Johnnie P. Pearson
Editor - Lee and Jackson's Bloody Twelfth. The Letters of Irby Goodwin Scott, First Lieutenant, Company G, Putnam Light Infantry, Twelfth Georgia Volunteer Infantry.
With his latest book, "Mending Broken Soldiers: The Union and Confederate Programs to Supply Artificial Limbs", Guy R. Hasegawa, coeditor of "Years of Change and Suffering: Modern Perspectives on Civil War Medicine," director emeritus of the Society of Civil War Surgeons and a member the board of directors of the National Museum of Civil War Medicine, has written a detailed account of the Union and Confederate programs to supply their wounded warriors with serviceable prosthetics.

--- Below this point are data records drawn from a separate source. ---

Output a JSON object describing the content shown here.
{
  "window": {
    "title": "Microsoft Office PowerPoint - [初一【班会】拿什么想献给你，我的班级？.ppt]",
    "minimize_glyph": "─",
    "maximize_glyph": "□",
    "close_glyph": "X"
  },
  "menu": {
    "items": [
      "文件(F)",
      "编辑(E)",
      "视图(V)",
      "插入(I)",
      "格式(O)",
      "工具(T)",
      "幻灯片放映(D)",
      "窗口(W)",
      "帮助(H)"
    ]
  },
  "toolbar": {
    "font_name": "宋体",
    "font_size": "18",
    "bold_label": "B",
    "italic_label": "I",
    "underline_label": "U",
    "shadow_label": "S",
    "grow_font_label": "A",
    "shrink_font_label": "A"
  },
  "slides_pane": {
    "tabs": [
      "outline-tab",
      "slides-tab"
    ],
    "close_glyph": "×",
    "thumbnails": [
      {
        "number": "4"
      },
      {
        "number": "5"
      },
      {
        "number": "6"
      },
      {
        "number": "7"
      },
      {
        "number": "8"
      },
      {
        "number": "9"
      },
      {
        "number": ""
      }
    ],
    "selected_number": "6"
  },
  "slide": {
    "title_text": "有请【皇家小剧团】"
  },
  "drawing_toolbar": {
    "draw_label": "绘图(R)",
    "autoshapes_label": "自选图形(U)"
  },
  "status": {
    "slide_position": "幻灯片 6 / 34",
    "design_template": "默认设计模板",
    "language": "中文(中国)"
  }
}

Mr. Hasegawa’s remarkably detailed research covers both the Union and the Confederate efforts to supply their maimed soldiers with artificial legs and arms, their manufacturers, their manufacture and durability, the approval process, their costs, their fitting, and their maintenance. No stone of this long neglected topic is left unturned. The narrative is tilted more towards the Union efforts rather than the Confederate, but that can easily be explained by the North’s superior record keeping and surpluses of manufacturers and material over their Southern counterparts.
The author’s narrative is supported by two appendices: Makers and Inventors Associated with the Union and Confederate Artificial-Limbs Programs; and Artificial Limbs and Resection Apparatus Supplied to U.S. Soldiers and Sailors by May 10, 1866.
Too often many books published on the Civil War have subtitles such as “The Untold Story of the Civil War,” and most are topics that have been written about again and again. Guy Hasegawa’s “Mending Broken Soldiers” is one work that can justly claim (though it does not) that it is an “untold story” of the Civil War.